The decision to completely rewrite a book from scratch brings with it an opportunity I missed the first time around – having clarity about how I want it to look and feel.
When I started Behind Closed Doors in early 2019, I had a story I wanted to tell, and I charged into the telling of it with all the grace of a hippo trying on shapewear. It wasn’t a completely terrible story – it won me a place on the KSP/Four Centres Emerging Writers Program – but I wasn’t 100% convinced that the story I wrote was the one I had wanted to tell.
One thing I will be doing differently this time is introducing story talismans for my characters.
A talisman – or motif – is a literary device that is associated with a particular character or location and which is repeated throughout the story. It has both meaning and significance like a symbol, but unlike symbolism which is often just used once (such as a raincloud descending just as the protagonist realises they have made a terrible mistake or the character getting stuck in a traffic jam to symbolise his inability to move forward), a motif is repeated purposefully throughout the book.
Motifs and talismans can be objects, colours, emotions, settings, phrases or words. They are deliberate and considered, and add layers to your story’s theme.
As explained by NY Book Editors: ‘It’s the difference between a towel and a tapestry. A story without motifs is an ordinary kitchen towel. It’ll do its job, but it’s not spectacular in any way. On the other hand, a story with motifs is like a handwoven tapestry. It takes time, skill, and careful deliberation to hand weave a pleasing picture or meaningful design into a piece of fabric.’
As I begin to develop my characters and plot the new story, I am experimenting with finding talismans for each of my characters. They must feel organic and symbolise both the character’s story and journey.
For example, I have a character affected by dementia, and her talisman will be clocks and calendars to symbolise the passage of time. If I have a scene with a clock that has stopped, or she discovers a calendar from years past, it will symbolise a lack of progress and being stuck in the past. Even her name, April, is related to the idea of time.

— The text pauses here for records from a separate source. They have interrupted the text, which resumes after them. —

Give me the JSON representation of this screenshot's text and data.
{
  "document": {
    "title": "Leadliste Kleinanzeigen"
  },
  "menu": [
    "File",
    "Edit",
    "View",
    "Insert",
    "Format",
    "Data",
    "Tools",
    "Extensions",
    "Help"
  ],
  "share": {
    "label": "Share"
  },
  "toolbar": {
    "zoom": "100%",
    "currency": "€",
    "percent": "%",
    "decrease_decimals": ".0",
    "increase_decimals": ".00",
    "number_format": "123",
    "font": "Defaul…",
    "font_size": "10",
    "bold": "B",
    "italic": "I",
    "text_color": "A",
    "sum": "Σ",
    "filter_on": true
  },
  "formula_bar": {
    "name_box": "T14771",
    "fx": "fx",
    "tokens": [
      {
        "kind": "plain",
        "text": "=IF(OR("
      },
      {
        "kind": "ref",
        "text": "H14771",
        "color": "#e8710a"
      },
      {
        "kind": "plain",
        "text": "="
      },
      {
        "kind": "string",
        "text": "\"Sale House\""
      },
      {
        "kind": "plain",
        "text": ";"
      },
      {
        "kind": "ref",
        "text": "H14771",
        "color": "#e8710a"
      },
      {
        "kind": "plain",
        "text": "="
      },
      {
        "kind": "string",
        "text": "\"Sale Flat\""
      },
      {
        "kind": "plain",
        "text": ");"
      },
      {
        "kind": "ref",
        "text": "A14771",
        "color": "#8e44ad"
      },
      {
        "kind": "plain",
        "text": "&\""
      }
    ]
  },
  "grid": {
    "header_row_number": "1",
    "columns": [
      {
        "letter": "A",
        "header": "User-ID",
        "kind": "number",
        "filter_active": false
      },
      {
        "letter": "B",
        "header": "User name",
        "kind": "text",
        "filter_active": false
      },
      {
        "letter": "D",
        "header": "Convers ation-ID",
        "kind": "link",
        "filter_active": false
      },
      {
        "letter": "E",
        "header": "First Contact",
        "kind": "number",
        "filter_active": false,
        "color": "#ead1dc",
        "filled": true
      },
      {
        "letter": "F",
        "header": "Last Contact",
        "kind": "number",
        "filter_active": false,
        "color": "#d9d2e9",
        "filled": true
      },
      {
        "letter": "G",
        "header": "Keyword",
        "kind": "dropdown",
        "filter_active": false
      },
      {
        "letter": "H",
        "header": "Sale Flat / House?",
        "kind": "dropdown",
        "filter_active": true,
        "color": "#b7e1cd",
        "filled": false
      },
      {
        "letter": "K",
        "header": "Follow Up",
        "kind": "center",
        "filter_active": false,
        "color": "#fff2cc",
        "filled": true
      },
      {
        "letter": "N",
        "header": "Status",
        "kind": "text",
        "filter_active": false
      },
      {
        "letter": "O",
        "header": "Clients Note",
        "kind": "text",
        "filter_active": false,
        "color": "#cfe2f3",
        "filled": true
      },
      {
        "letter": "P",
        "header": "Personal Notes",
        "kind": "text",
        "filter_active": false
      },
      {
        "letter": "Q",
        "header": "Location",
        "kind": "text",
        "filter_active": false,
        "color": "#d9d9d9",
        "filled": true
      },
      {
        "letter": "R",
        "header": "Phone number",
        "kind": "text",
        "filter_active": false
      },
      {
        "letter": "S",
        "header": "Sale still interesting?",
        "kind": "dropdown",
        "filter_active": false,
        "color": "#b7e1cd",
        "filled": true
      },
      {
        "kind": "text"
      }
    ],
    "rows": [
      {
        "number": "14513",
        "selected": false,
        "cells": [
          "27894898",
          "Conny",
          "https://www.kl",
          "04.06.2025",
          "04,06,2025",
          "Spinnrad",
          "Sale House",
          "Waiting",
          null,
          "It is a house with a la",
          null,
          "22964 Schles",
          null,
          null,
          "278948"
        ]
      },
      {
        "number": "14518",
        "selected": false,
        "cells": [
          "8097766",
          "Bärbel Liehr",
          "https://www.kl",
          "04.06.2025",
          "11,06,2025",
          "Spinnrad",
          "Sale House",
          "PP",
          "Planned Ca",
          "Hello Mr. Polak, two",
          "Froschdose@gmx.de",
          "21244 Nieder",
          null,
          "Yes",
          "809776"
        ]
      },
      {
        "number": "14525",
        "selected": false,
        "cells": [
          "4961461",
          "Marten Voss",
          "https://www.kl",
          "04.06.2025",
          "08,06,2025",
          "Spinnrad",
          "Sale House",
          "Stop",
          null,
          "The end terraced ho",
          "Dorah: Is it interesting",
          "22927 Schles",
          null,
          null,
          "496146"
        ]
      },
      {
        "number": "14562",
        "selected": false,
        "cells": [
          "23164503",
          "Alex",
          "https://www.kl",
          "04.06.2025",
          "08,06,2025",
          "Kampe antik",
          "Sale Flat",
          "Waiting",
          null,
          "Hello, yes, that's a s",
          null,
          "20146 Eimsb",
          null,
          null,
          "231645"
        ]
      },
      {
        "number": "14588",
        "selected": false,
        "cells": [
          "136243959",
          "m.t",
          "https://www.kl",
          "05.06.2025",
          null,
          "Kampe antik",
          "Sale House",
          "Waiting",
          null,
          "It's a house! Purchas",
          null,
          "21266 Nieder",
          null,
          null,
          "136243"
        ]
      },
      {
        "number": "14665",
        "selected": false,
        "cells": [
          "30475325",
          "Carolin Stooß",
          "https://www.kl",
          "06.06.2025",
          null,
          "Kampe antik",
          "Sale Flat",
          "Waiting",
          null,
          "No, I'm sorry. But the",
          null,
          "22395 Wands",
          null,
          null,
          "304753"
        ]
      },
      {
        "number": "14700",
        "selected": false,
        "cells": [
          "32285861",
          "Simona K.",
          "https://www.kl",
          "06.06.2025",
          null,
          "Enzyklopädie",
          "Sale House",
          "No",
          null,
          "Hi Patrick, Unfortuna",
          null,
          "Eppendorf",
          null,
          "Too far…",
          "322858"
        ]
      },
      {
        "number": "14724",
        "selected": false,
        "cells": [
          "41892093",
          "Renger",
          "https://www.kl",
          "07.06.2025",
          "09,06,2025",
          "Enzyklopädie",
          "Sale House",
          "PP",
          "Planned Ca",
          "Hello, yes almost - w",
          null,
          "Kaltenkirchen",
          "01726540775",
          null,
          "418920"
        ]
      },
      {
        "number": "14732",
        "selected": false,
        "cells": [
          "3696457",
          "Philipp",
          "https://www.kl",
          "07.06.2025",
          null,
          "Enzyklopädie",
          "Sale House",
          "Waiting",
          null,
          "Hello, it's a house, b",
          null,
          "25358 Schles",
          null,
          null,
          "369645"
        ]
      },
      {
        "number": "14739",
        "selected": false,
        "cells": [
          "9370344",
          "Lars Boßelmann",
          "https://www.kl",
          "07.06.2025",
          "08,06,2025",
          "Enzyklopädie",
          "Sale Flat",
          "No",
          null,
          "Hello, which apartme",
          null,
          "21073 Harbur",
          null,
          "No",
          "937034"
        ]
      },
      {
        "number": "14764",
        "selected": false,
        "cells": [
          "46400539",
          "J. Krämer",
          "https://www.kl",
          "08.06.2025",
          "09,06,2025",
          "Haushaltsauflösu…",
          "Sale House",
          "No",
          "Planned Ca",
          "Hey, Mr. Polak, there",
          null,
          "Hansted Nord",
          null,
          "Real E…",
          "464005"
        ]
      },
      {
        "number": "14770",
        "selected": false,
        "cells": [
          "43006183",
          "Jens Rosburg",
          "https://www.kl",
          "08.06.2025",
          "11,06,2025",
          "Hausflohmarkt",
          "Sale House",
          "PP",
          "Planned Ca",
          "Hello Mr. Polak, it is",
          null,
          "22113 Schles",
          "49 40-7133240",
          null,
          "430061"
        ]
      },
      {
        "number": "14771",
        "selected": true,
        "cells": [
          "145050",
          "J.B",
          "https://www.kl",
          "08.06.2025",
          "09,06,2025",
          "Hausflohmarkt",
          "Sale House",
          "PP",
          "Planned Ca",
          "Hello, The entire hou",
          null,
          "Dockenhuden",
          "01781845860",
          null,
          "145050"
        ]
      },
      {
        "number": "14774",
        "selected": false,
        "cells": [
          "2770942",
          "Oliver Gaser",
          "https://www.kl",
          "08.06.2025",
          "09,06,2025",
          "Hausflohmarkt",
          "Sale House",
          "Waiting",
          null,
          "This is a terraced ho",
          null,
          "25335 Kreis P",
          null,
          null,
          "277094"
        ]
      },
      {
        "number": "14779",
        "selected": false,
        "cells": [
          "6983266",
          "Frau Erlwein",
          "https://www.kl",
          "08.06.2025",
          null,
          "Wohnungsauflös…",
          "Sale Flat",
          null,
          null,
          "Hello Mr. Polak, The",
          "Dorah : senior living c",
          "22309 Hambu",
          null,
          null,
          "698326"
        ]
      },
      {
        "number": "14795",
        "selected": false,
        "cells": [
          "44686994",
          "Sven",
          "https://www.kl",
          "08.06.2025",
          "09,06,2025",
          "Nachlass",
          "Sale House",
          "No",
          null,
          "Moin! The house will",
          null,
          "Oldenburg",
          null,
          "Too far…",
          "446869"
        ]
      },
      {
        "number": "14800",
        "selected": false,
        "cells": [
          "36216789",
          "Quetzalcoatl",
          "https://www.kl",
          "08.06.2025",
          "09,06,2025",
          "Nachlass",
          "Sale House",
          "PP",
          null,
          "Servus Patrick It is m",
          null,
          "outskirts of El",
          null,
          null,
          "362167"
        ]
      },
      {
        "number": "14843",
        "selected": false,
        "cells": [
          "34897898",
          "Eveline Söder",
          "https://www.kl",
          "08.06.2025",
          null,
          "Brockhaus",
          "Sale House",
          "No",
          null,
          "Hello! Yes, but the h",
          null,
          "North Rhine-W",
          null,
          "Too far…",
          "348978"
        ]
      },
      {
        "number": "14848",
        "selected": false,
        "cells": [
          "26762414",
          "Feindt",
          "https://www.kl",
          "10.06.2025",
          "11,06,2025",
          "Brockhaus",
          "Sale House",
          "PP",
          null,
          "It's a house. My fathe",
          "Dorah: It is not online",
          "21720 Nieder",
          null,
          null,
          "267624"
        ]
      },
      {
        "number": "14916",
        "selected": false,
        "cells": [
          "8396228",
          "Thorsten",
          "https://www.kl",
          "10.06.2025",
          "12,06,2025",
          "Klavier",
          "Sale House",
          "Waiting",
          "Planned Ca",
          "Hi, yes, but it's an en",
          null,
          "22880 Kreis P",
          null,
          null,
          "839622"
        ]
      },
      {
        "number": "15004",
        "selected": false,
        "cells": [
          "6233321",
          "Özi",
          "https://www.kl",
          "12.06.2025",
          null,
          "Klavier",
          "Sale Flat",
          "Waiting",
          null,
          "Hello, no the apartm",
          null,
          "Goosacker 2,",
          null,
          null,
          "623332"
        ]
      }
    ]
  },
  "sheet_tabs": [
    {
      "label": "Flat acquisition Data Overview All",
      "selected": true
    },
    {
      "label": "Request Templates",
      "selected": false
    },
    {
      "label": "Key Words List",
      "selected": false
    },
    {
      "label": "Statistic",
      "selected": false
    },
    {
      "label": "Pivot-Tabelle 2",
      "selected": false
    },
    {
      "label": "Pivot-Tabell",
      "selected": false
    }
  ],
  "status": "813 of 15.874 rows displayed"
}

Her husband, Roger will have an elephant as a talisman, perhaps it will be embroidered onto a shirt, a painting on his study wall or a brass ornament on his desk. Elephants are symbolic of patience and stamina, longevity, family love, long memories as well as fortune and success. He will need all of these things as he cares for his wife over the years.
The motifs are not necessarily part of the story and often do not carry any extra meaning for the characters themselves. It is something between the author and audience – Reedsy talks about leaving the motifs like a ‘trail of breadcrumbs’ for the reader to find. They must be both subtle yet significant.
The nice thing about motifs is that you don’t actually need to have them figured out for your first draft. They can easily be introduced into a later draft – and sometimes they might not be immediately apparent, and only after spending time with your characters do they become obvious. This is the blog from Reedsy about the different ways you can introduce motifs to your book as well as some examples from literature.
I wrote about all of my ten characters for the first version of Behind Closed Doors, but six of them were secondary, and they’re now getting a promotion to primary characters. But I already know them, which is why deciding on their talisman has been relatively straightforward.
It’s been fun thinking about each character and these special, meaningful images that I will pepper throughout their stories. I imagine that by the time I finish the first draft of the new book, the motifs will have changed or broadened somewhat, but I hope they add a richness to the story, that perhaps was missing from the first version.